Fresh is pleased to be nominated for best Contemporary Christian/Gospel Album of the Year but is also excited to showcase Winnipeg to the rest of the nation.
“Winnipeg, I think, is the music capital of Canada,” Fresh says. “I’ve been all over the place and I think Winnipeg has some amazing talent. Just to be able to showcase that talent... and being able to share your music with Canada and the world is an awesome opportunity for this city, and for artists as well.”
Another act receiving its first Juno nomination is The Waking Eyes. After signing with Coalition/Warner in 2004, the Eyes released Video Sound to positive reviews and are now in the running for New Group of the Year.
Band frontman Matt Peters, he of the wild and majestic red hair, sees the nomination as a validation for long hours of work. “Finally our parents will think that our music career means something,” Matt laughs. “Not that they haven’t been supportive, but (the nomination) pulls your project out of the garage in their eyes, at least.
“We¹ve worked really, really hard in the last years to turn our band into something. When you’re ‘acknowlegded for that kind of work it means something.”
In the Roots and Traditional Album of the Year category, Winnipeg is represented by two acts, The trio The Wailin' Jennys and the quartet Nathan. Both released solid albums this year, proving that, together with The Duhks, Winnipeg's roots scene is as vibrant as any in the country.
“It’s awesome,” Nathan songstress Shelley Marshall says of Jimson Weed being nominated. “When we were recording the album we knew the Junos would be in Winnipeg the year it came out, and we always joked about being nominated for a Juno, but we never thought it would be possible.
“It’s awesome in so many ways -- just to see the Junos take place in Winnipeg.”
Also up for the same award is 40 Days by the Jennys. Jenny member Nicky Mehta is excited to welcome her extended Canadian musical family to her home province but is also happy to be able to show off Manitoba’s roots music scene.
“It’s so great that there’s two Manitoba acts in the roots category, because inevitably that means in the press the roots scene is talked about,” she says.

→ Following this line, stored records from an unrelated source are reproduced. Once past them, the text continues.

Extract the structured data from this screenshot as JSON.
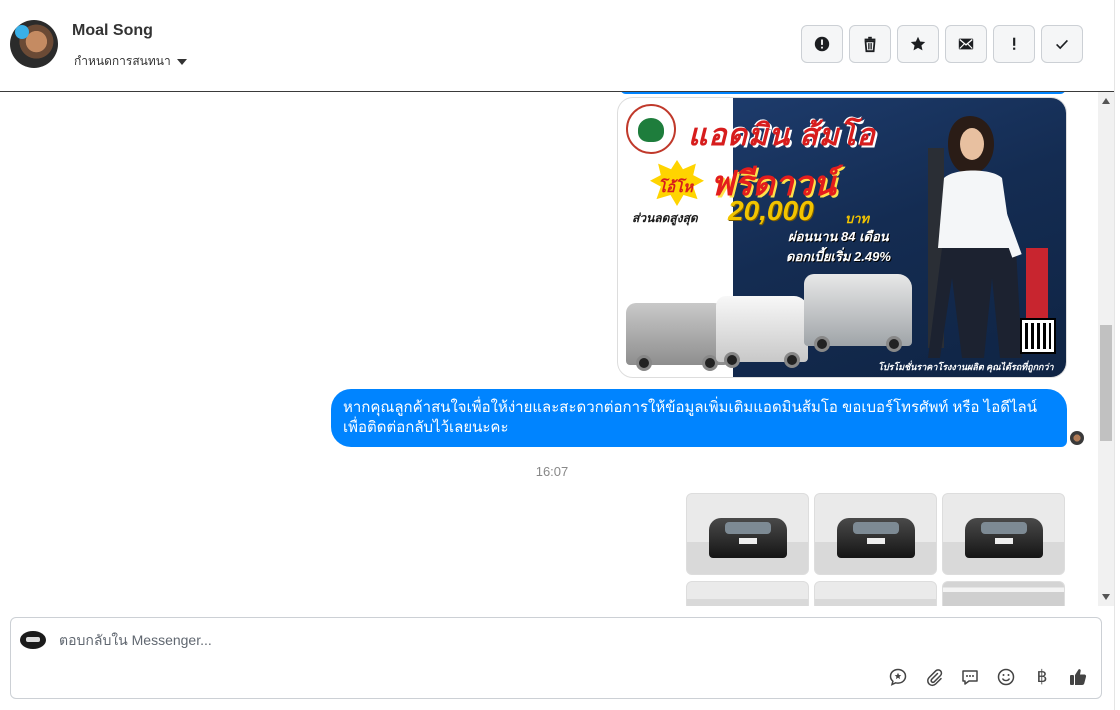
{
  "header": {
    "contact_name": "Moal Song",
    "assign_label": "กำหนดการสนทนา",
    "actions": [
      {
        "name": "report-spam-button",
        "icon": "alert-circle-icon"
      },
      {
        "name": "delete-button",
        "icon": "trash-icon"
      },
      {
        "name": "star-button",
        "icon": "star-icon"
      },
      {
        "name": "mark-unread-button",
        "icon": "mail-icon"
      },
      {
        "name": "follow-up-button",
        "icon": "exclamation-icon"
      },
      {
        "name": "mark-done-button",
        "icon": "check-icon"
      }
    ]
  },
  "promo": {
    "headline": "แอดมิน ส้มโอ",
    "burst": "โอ้โห",
    "offer": "ฟรีดาวน์",
    "discount_label": "ส่วนลดสูงสุด",
    "discount_value": "20,000",
    "discount_unit": "บาท",
    "term": "ผ่อนนาน 84 เดือน",
    "interest": "ดอกเบี้ยเริ่ม 2.49%",
    "footnote": "โปรโมชั่นราคาโรงงานผลิต คุณได้รถที่ถูกกว่า"
  },
  "messages": {
    "outgoing_text": "หากคุณลูกค้าสนใจเพื่อให้ง่ายและสะดวกต่อการให้ข้อมูลเพิ่มเติมแอดมินส้มโอ ขอเบอร์โทรศัพท์ หรือ ไอดีไลน์ เพื่อติดต่อกลับไว้เลยนะคะ",
    "timestamp": "16:07",
    "photo_count_visible": 6
  },
  "composer": {
    "placeholder": "ตอบกลับใน Messenger...",
    "value": "",
    "tools": [
      "saved-reply-icon",
      "attachment-icon",
      "chat-bubble-icon",
      "emoji-icon",
      "baht-icon",
      "like-icon"
    ],
    "baht_symbol": "฿"
  },
  "colors": {
    "accent": "#0084ff",
    "border": "#ccd0d5"
  }
}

Rounding out the field of Manitoba nominees is video and short film director Benjamin Weinstein. Weinstein recently directed videos for acts such as The Trews and Damhnait Doyle, but it was his worker on The Weakerthans’ “The Reasons” that earned him the nod in the Video of the Year category.
While some may believe that Manitoba nominees have a hometown advantage at this year’s awards, most artists are honoured to be recognized and ecstatic to be able to celebrate at home with friends and family.
While Marshall notes that due to “super-pregnancy” she wouldn’t be able to attend the Junos if they were elsewhere, Peters just feels as though the event is an important one for the city.
“It makes it a little bit more special for us. Because (the Junos are) in Winnipeg, it means a little bit more to Winnipeg and to us.”
Indeed it does mean a lot to the Winnipeg and Manitoba music communities. Hosting the Junos at the new MTS Centre finally gives our province a chance to showcase its hospitality, talent and enthusiasm, as well as draw more attention to the music scene in our province. Similarly, the Junos will bring a host of industry people to the city, which represents an incredible opportunity for venues and artists alike.
The Junos are also a time to celebrate Canadian music and raise a glass to some of our finest musicians -- and at the end of it all, it¹s very possible that a few Juno trophies will be staying right here in Manitoba.
For more information on the 2005 JUNO Awards and Juno events, please visit www.junoawards.ca.
Article by Mike Warkentin, originally appeared in the Spring 2005 issue of the MARIATALK newsletter